Instructions to follow — Using the material that follows, say how many lines contain the string "title". Answer with a number only.

Information supplied —
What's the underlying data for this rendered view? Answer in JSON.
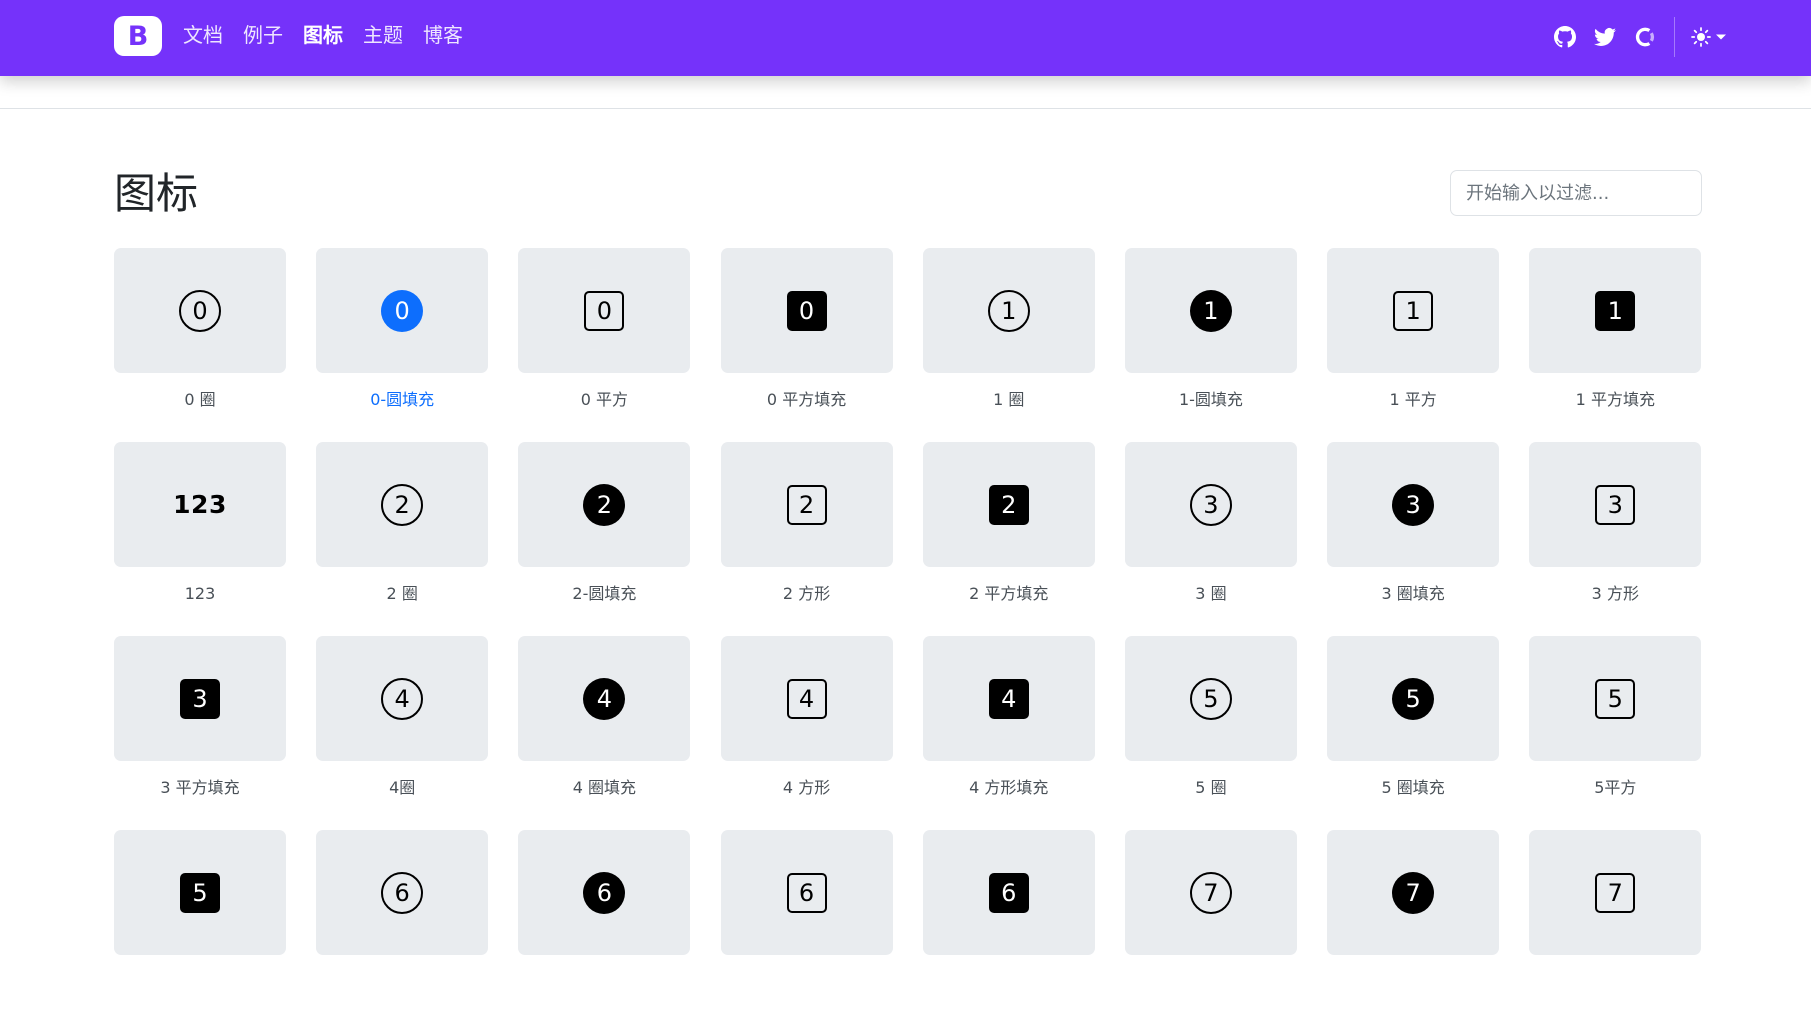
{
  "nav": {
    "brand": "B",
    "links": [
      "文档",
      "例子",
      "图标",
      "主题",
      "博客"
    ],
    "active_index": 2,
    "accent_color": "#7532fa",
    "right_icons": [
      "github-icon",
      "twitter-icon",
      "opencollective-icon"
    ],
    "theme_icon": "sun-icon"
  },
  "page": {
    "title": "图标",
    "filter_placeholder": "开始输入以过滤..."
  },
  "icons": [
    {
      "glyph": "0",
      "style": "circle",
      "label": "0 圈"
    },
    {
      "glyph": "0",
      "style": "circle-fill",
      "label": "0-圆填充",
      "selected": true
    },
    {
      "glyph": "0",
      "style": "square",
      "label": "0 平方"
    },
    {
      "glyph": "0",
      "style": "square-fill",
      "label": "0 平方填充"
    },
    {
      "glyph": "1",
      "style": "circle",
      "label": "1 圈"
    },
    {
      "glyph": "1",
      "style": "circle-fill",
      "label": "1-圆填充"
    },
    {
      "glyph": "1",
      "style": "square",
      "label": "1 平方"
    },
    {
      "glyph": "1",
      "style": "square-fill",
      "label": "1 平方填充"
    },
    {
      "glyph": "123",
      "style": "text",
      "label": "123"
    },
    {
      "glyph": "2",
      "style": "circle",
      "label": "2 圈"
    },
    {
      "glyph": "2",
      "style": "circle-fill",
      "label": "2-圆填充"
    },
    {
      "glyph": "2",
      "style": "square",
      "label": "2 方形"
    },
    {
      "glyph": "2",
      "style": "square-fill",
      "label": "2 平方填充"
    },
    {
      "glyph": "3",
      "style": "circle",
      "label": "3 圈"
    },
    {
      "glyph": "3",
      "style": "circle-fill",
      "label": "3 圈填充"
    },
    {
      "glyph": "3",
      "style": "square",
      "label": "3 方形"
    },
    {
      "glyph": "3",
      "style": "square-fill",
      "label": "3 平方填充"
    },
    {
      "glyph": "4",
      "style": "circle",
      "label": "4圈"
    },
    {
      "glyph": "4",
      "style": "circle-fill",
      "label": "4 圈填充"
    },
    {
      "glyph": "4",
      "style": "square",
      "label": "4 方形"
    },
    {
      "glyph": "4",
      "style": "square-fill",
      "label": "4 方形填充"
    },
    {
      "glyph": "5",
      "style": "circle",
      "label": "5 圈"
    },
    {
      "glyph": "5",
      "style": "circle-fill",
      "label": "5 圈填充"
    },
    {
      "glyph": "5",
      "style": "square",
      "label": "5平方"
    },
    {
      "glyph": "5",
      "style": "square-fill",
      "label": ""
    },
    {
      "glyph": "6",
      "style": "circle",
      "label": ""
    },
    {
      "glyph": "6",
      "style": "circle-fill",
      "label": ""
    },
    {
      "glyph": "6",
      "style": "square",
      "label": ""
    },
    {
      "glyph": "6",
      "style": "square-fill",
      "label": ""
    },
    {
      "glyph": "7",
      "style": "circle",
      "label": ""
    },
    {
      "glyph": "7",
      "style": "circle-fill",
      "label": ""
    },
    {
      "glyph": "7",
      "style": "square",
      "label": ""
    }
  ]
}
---
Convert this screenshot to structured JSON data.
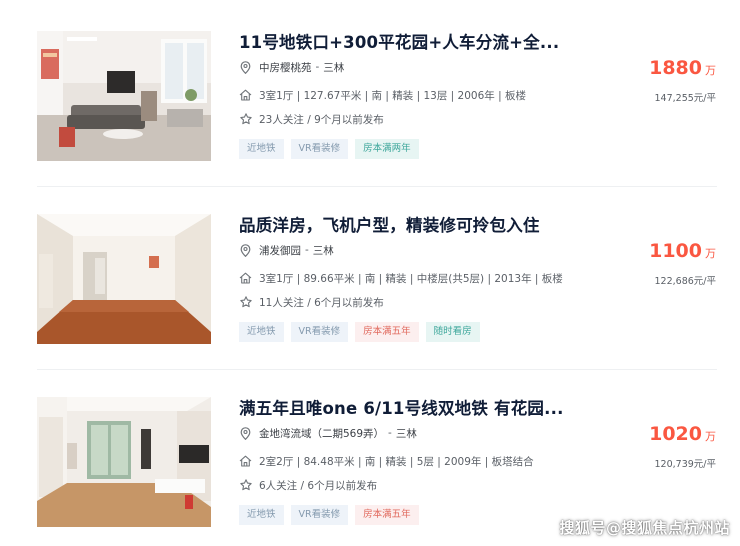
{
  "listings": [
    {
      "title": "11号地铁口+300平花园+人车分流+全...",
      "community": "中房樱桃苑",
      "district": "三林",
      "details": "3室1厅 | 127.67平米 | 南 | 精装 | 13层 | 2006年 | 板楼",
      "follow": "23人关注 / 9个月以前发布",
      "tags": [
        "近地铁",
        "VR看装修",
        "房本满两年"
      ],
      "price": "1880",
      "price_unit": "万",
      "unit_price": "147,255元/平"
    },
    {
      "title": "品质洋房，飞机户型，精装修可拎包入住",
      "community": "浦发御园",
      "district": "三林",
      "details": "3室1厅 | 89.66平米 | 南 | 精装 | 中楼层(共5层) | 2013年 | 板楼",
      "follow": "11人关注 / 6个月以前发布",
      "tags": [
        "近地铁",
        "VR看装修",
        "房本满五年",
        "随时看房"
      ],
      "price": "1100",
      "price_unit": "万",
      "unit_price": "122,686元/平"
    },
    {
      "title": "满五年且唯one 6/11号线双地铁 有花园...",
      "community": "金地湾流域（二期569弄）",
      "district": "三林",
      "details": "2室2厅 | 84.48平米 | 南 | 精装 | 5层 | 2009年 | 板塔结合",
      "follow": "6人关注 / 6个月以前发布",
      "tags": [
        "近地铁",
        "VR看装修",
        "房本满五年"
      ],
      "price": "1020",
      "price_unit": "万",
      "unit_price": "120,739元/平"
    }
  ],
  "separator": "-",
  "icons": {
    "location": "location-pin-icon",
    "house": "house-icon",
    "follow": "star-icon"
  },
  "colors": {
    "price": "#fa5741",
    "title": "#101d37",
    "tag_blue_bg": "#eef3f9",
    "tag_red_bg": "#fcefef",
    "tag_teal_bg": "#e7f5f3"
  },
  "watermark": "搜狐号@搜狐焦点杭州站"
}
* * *
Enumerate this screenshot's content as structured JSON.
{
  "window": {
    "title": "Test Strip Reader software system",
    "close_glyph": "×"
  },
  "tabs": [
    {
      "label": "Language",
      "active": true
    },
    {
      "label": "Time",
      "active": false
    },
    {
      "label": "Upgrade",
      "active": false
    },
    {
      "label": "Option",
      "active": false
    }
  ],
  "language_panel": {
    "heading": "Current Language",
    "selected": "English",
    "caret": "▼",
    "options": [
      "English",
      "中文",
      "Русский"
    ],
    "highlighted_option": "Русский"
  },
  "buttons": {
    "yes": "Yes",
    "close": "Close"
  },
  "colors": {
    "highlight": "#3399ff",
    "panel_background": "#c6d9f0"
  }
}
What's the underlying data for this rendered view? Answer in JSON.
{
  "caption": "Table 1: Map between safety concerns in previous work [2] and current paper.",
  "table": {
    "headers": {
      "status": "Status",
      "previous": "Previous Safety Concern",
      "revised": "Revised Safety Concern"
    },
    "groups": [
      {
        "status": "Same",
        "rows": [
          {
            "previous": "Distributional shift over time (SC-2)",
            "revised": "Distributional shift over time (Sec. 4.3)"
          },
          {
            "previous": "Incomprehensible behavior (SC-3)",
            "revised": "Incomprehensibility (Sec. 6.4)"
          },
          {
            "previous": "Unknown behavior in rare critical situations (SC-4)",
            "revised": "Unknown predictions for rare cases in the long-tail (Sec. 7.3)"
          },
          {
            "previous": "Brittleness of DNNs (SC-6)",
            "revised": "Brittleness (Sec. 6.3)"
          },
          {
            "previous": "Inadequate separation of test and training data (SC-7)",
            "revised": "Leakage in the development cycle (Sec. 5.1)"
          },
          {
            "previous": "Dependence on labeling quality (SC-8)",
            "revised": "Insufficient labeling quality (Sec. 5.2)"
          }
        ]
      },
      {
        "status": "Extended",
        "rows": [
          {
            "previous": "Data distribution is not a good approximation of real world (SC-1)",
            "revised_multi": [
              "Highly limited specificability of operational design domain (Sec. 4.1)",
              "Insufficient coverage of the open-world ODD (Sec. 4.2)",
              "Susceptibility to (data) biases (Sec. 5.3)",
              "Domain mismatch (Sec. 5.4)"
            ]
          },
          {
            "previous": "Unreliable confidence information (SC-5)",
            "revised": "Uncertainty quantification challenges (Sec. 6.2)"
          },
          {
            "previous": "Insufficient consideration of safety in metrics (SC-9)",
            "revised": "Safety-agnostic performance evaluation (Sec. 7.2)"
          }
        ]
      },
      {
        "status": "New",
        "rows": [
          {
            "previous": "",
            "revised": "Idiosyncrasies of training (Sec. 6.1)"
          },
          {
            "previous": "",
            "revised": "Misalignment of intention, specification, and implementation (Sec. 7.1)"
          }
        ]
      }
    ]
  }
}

Task result — 6